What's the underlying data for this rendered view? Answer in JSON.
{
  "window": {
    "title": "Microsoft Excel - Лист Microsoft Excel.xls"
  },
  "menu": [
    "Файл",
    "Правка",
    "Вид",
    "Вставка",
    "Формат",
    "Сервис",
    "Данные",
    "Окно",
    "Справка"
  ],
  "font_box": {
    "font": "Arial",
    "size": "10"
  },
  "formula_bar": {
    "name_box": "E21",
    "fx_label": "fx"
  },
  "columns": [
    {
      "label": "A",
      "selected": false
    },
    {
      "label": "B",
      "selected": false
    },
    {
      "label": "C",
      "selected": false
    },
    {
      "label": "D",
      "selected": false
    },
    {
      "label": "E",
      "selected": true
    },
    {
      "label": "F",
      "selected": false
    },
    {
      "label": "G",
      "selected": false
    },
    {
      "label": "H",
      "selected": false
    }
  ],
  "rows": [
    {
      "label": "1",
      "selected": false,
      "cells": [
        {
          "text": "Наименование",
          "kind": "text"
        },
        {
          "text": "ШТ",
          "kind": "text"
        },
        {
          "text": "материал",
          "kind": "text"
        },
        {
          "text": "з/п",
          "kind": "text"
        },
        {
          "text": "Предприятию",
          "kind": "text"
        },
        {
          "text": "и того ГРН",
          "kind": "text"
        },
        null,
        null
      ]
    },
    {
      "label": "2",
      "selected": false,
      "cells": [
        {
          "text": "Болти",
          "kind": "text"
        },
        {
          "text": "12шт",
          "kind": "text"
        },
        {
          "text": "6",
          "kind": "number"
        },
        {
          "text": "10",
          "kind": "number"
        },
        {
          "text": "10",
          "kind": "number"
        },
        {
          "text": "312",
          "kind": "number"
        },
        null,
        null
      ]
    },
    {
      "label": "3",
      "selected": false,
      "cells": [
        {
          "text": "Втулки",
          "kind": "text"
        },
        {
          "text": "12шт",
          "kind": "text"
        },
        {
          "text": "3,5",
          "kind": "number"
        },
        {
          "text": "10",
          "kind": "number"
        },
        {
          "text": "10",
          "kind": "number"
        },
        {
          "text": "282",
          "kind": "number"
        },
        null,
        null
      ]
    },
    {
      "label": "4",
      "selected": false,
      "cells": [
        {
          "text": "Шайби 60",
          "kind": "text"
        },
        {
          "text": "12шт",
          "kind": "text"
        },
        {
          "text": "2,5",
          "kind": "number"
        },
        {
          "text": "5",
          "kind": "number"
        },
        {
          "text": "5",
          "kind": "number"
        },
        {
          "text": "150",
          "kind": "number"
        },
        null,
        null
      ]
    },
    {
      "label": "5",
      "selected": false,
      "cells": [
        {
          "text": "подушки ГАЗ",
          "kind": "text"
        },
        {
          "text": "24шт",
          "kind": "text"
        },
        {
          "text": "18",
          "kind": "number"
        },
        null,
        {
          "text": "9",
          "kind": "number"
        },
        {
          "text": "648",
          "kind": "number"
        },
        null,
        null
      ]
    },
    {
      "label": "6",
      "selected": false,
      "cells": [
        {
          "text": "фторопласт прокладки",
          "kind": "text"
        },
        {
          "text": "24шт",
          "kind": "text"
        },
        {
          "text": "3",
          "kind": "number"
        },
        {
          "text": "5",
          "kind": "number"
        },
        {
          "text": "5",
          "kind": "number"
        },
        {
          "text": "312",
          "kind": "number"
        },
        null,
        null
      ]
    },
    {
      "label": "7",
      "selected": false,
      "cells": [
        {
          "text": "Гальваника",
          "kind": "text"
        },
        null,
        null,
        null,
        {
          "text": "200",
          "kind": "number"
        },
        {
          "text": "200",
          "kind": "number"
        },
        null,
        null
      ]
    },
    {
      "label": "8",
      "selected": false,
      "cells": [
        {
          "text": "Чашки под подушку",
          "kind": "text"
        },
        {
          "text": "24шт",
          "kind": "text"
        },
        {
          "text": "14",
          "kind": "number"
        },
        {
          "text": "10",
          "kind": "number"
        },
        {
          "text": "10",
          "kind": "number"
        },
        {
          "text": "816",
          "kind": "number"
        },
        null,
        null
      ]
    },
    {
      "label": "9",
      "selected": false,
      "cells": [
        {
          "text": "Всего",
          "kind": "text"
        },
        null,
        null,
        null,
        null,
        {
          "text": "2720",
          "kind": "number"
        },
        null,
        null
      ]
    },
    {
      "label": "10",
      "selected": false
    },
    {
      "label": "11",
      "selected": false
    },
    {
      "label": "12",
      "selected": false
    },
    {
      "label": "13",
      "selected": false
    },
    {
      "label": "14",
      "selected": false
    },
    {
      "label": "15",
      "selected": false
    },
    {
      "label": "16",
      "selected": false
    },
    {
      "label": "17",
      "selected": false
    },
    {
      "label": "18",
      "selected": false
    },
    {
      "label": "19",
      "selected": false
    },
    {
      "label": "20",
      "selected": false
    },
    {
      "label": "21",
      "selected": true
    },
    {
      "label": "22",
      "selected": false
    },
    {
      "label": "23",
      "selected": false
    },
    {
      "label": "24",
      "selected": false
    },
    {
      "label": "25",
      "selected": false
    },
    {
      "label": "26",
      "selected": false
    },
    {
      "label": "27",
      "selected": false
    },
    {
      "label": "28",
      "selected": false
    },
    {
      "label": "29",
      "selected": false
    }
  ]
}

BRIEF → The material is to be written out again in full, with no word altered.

WRITTEN SOLUTION →
What's the underlying data for this rendered view? Answer in JSON.
{
  "window": {
    "title": "Microsoft Excel - Лист Microsoft Excel.xls"
  },
  "menu": [
    "Файл",
    "Правка",
    "Вид",
    "Вставка",
    "Формат",
    "Сервис",
    "Данные",
    "Окно",
    "Справка"
  ],
  "font_box": {
    "font": "Arial",
    "size": "10"
  },
  "formula_bar": {
    "name_box": "E21",
    "fx_label": "fx"
  },
  "columns": [
    {
      "label": "A",
      "selected": false
    },
    {
      "label": "B",
      "selected": false
    },
    {
      "label": "C",
      "selected": false
    },
    {
      "label": "D",
      "selected": false
    },
    {
      "label": "E",
      "selected": true
    },
    {
      "label": "F",
      "selected": false
    },
    {
      "label": "G",
      "selected": false
    },
    {
      "label": "H",
      "selected": false
    }
  ],
  "rows": [
    {
      "label": "1",
      "selected": false,
      "cells": [
        {
          "text": "Наименование",
          "kind": "text"
        },
        {
          "text": "ШТ",
          "kind": "text"
        },
        {
          "text": "материал",
          "kind": "text"
        },
        {
          "text": "з/п",
          "kind": "text"
        },
        {
          "text": "Предприятию",
          "kind": "text"
        },
        {
          "text": "и того ГРН",
          "kind": "text"
        },
        null,
        null
      ]
    },
    {
      "label": "2",
      "selected": false,
      "cells": [
        {
          "text": "Болти",
          "kind": "text"
        },
        {
          "text": "12шт",
          "kind": "text"
        },
        {
          "text": "6",
          "kind": "number"
        },
        {
          "text": "10",
          "kind": "number"
        },
        {
          "text": "10",
          "kind": "number"
        },
        {
          "text": "312",
          "kind": "number"
        },
        null,
        null
      ]
    },
    {
      "label": "3",
      "selected": false,
      "cells": [
        {
          "text": "Втулки",
          "kind": "text"
        },
        {
          "text": "12шт",
          "kind": "text"
        },
        {
          "text": "3,5",
          "kind": "number"
        },
        {
          "text": "10",
          "kind": "number"
        },
        {
          "text": "10",
          "kind": "number"
        },
        {
          "text": "282",
          "kind": "number"
        },
        null,
        null
      ]
    },
    {
      "label": "4",
      "selected": false,
      "cells": [
        {
          "text": "Шайби 60",
          "kind": "text"
        },
        {
          "text": "12шт",
          "kind": "text"
        },
        {
          "text": "2,5",
          "kind": "number"
        },
        {
          "text": "5",
          "kind": "number"
        },
        {
          "text": "5",
          "kind": "number"
        },
        {
          "text": "150",
          "kind": "number"
        },
        null,
        null
      ]
    },
    {
      "label": "5",
      "selected": false,
      "cells": [
        {
          "text": "подушки ГАЗ",
          "kind": "text"
        },
        {
          "text": "24шт",
          "kind": "text"
        },
        {
          "text": "18",
          "kind": "number"
        },
        null,
        {
          "text": "9",
          "kind": "number"
        },
        {
          "text": "648",
          "kind": "number"
        },
        null,
        null
      ]
    },
    {
      "label": "6",
      "selected": false,
      "cells": [
        {
          "text": "фторопласт прокладки",
          "kind": "text"
        },
        {
          "text": "24шт",
          "kind": "text"
        },
        {
          "text": "3",
          "kind": "number"
        },
        {
          "text": "5",
          "kind": "number"
        },
        {
          "text": "5",
          "kind": "number"
        },
        {
          "text": "312",
          "kind": "number"
        },
        null,
        null
      ]
    },
    {
      "label": "7",
      "selected": false,
      "cells": [
        {
          "text": "Гальваника",
          "kind": "text"
        },
        null,
        null,
        null,
        {
          "text": "200",
          "kind": "number"
        },
        {
          "text": "200",
          "kind": "number"
        },
        null,
        null
      ]
    },
    {
      "label": "8",
      "selected": false,
      "cells": [
        {
          "text": "Чашки под подушку",
          "kind": "text"
        },
        {
          "text": "24шт",
          "kind": "text"
        },
        {
          "text": "14",
          "kind": "number"
        },
        {
          "text": "10",
          "kind": "number"
        },
        {
          "text": "10",
          "kind": "number"
        },
        {
          "text": "816",
          "kind": "number"
        },
        null,
        null
      ]
    },
    {
      "label": "9",
      "selected": false,
      "cells": [
        {
          "text": "Всего",
          "kind": "text"
        },
        null,
        null,
        null,
        null,
        {
          "text": "2720",
          "kind": "number"
        },
        null,
        null
      ]
    },
    {
      "label": "10",
      "selected": false
    },
    {
      "label": "11",
      "selected": false
    },
    {
      "label": "12",
      "selected": false
    },
    {
      "label": "13",
      "selected": false
    },
    {
      "label": "14",
      "selected": false
    },
    {
      "label": "15",
      "selected": false
    },
    {
      "label": "16",
      "selected": false
    },
    {
      "label": "17",
      "selected": false
    },
    {
      "label": "18",
      "selected": false
    },
    {
      "label": "19",
      "selected": false
    },
    {
      "label": "20",
      "selected": false
    },
    {
      "label": "21",
      "selected": true
    },
    {
      "label": "22",
      "selected": false
    },
    {
      "label": "23",
      "selected": false
    },
    {
      "label": "24",
      "selected": false
    },
    {
      "label": "25",
      "selected": false
    },
    {
      "label": "26",
      "selected": false
    },
    {
      "label": "27",
      "selected": false
    },
    {
      "label": "28",
      "selected": false
    },
    {
      "label": "29",
      "selected": false
    }
  ]
}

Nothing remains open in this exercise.